“It’s really significant since only 90 counties of the 254 in the state earned the distinction,” said JoAnn Myers, a member of the Burnet County Historical Commission. “And we were judged equally against much larger counties.”

The Burnet County Historical Commission doesn’t have the resources other — mostly larger — counties might have, but they make up for it by pouring their hearts into the recognition and preservation of local history.

“We all love this,” Myers said. “I think that’s one of the reasons we’re so successful.”

The Burnet County Commissioners Court appoints the all-volunteer, 29-member commission. After the appointment process, county commissioners may offer guidance and advice, but most of the efforts fall on the shoulders of the historical commission members.

And they run with it.

In 2014, the commission contributed more than 3,000 volunteer hours. Myers said it’s been a busy year as the commission has worked around the county to preserve historical sites, basically the story of Burnet County.

Some of the 2014 activities included arranging for professional consultants to survey and evaluate the historic old Burnet jail; advocate for historical properties such as the Bluebonnet House (Dorbandt) House in Marble Falls, the Craddock House in Burnet and the Fuch House in Horseshoe Bay; review two successful historical marker applications; identified and researched historical bridges; cleared and fenced the Stringtown Cemetery near Oatmeal; and continued to promote historical and cultural sites to develop heritage tourism.

That’s just a sampling of what the commission volunteers worked on in 2014, not to mention the things they did in connection with other historical organizations in the Highland Lakes.

While the historical commission works to preserve historical buildings and places, they don’t swoop in and place markers on private property without the landowner’s permission or support.

“We need the permission of the landowner,” Myers said. “I think people have this idea we can just put up a marker, but we can’t. We want to work with property owners in protecting and conserving these incredible buildings and places that tell Burnet County’s story.”

And while history might seem like dry and dull facts left to the history books or markers on the side of the road or on buildings, Myers countered that it’s not that at all but something we interact with on a daily basis.

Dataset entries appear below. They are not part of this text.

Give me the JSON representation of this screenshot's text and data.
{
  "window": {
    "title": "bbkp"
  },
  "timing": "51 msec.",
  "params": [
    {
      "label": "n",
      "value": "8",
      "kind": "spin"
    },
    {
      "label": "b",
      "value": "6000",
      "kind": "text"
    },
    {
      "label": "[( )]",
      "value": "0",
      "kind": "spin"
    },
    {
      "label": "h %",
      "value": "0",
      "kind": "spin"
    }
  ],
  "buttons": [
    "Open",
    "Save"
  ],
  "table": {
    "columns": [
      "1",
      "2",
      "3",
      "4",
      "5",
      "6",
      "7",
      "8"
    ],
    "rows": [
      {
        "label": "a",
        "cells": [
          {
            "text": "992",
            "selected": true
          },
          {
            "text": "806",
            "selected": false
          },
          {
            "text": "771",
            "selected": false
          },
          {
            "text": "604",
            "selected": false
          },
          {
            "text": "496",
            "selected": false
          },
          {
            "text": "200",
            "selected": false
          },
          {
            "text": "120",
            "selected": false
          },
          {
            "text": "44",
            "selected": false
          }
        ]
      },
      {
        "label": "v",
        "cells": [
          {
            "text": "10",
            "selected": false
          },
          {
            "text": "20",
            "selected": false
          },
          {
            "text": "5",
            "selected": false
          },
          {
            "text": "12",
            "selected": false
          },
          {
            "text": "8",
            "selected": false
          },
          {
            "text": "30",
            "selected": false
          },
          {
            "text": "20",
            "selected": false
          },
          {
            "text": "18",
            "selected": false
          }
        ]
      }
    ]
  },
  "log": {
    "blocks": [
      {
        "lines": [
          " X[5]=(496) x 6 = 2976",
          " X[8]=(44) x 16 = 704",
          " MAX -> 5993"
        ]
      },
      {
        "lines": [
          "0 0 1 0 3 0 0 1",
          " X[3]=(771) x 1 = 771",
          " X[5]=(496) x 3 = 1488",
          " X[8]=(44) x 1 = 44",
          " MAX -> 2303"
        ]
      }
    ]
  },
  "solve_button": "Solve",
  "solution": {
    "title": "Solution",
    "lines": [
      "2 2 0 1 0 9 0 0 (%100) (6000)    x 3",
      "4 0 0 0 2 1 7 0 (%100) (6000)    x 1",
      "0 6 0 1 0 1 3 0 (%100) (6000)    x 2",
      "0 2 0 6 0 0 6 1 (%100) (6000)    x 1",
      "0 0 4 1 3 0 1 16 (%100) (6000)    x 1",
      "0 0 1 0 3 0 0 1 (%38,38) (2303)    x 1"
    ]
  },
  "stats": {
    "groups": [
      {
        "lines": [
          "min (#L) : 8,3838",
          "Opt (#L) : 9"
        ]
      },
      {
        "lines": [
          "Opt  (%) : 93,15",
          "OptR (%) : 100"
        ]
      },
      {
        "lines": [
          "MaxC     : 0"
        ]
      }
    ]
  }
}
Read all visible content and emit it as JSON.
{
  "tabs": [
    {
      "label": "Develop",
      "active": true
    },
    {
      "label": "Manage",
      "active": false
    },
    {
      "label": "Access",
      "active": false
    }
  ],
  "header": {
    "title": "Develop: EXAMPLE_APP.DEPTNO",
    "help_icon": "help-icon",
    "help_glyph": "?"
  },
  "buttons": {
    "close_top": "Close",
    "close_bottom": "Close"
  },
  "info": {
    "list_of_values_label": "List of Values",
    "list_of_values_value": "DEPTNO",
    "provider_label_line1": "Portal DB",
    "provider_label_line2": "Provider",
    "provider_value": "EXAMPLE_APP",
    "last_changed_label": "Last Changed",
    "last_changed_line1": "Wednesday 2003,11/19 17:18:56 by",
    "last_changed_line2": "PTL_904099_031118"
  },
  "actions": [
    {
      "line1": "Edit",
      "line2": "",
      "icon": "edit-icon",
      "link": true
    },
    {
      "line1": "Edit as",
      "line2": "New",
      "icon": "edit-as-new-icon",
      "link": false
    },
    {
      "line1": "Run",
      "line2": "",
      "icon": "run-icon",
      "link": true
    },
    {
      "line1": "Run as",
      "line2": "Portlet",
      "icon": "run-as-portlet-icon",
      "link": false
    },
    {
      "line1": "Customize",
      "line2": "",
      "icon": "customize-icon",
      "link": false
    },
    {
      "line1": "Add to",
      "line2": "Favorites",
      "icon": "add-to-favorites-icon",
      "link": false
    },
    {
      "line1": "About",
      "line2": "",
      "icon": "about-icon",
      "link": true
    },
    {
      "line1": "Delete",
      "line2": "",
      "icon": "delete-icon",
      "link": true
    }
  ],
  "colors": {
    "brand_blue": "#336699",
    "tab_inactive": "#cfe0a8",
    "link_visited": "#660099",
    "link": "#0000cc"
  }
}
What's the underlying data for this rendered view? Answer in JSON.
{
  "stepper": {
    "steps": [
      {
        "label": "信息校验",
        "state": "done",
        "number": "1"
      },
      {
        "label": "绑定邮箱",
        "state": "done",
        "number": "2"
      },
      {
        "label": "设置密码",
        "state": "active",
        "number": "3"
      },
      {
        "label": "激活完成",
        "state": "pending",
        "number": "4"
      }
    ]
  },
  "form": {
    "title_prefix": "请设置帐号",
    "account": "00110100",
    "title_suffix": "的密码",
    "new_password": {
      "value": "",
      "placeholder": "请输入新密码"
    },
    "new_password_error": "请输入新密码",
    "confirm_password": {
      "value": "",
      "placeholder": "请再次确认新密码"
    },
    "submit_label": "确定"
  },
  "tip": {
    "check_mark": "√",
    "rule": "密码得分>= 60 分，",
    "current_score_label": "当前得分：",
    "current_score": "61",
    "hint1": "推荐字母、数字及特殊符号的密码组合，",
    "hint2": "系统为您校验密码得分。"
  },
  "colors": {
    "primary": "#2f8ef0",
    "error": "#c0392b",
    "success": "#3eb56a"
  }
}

“History really is our story,” she explained. “It’s who we are and where we came from. It’s not just dates in a book; it’s the people who lived here in the past and who live here today.”

For more information the Burnet County Historical Commission, check out its Facebook page.

daniel@thepicayune.com